What I know about the financial world could fit on the back of a check, which is why I was so eager to get my hands on Andrew Ross Sorkin's "Too Big to Fail," a book that promised to explain the 2008 financial crisis in a way that even dummies could comprehend.
The publishers overestimated my intelligence. Sorkin wrote a terrific thriller, but for those of us who squeaked out a C-minus in economics, there's an overwhelming number of references to short sellers, downgrades and subprime mortgages.
Thank goodness for TV.
HBO's adaptation, premiering Monday, streamlines those 618 pages into a 98-minute movie that's as thrilling and accessible as a Vin Diesel movie. Except more brutal.
Screenwriter Peter Gould ("Breaking Bad") has excised much of the mathematical mumbo jumbo, and director Curtis Hanson ("L.A. Confidential") has swept past much of the back story, zeroing in on the two most dramatic months of 2008 when self-inflated billionaires who commuted in helicopters and wore tuxedos to happy hour were on the verge of wetting their pants. Even if you don't understand all of the economic details, you can see it in the faces of the familiar cast members: This is the Apocalypse. Now.
Almost every player is sketched with broad strokes, an approach that works just fine for disaster movies -- and no less for a crisis as complex and fast-moving as this one. Paul Giamatti plays Federal Reserve Chairman Ben Bernanke as a soft-spoken angel of death, so frightened by the thought of another Great Depression that his stomach can handle only oatmeal. Billy Crudup's Timothy Geithner is a fitness freak, making sweaty-palmed decisions for the Federal Reserve Bank of New York while jogging down Wall Street or playing racquetball. As Warren Buffett, Edward Asner reprises his role from "Elf" as a grandfatherly Santa Claus. Dick Fuld, the vulgarity-spitting, scotch-guzzling chairman of Lehman Brothers, will remind you of James Woods, and not only because he's played by James Woods.

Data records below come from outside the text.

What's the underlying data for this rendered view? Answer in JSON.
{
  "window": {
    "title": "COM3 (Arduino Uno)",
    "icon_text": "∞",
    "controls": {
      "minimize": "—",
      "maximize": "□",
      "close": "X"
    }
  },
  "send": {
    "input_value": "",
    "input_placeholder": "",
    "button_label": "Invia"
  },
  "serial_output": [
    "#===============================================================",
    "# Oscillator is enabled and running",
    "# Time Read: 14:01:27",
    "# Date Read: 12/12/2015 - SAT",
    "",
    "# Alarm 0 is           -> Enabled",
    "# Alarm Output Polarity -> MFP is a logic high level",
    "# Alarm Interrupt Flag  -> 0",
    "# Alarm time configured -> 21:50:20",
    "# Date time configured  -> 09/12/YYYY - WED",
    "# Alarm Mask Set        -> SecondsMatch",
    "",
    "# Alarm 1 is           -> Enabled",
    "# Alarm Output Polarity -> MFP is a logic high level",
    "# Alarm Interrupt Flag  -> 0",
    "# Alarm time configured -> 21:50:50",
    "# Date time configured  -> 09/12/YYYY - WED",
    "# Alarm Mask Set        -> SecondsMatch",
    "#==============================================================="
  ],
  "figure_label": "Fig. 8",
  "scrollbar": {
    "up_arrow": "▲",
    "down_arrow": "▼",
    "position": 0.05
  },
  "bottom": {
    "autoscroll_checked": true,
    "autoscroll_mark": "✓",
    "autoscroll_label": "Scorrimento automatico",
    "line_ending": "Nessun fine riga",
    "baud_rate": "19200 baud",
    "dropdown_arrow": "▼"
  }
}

The only fully drawn character is Treasury Secretary Henry Paulson, the movie's moral compass. William Hurt plays him as if the weight of the world rests on his shoulders -- and there's a strong argument to be made that it did. At some points, he intimidates anyone who gets in his way, including presidential candidate John McCain. But at times he's so distraught that he upchucks his cookies. It's a beautifully layered performance, the kind Hurt turns in every couple of years to remind us that he's still one of our finest actors.
The film does ring one false note, but it serves a worthy purpose. Near the end of the film, the Treasury Department's public affairs expert (Cynthia Nixon) frets about how she'll explain the crisis to the press. She presents her boss's team a "dumbed down" version of events that even reporters can understand.
It's a familiar -- and often clumsy -- storytelling tactic in movies, but in this case, a Cliffs Notes version of events is just what the dummy ordered.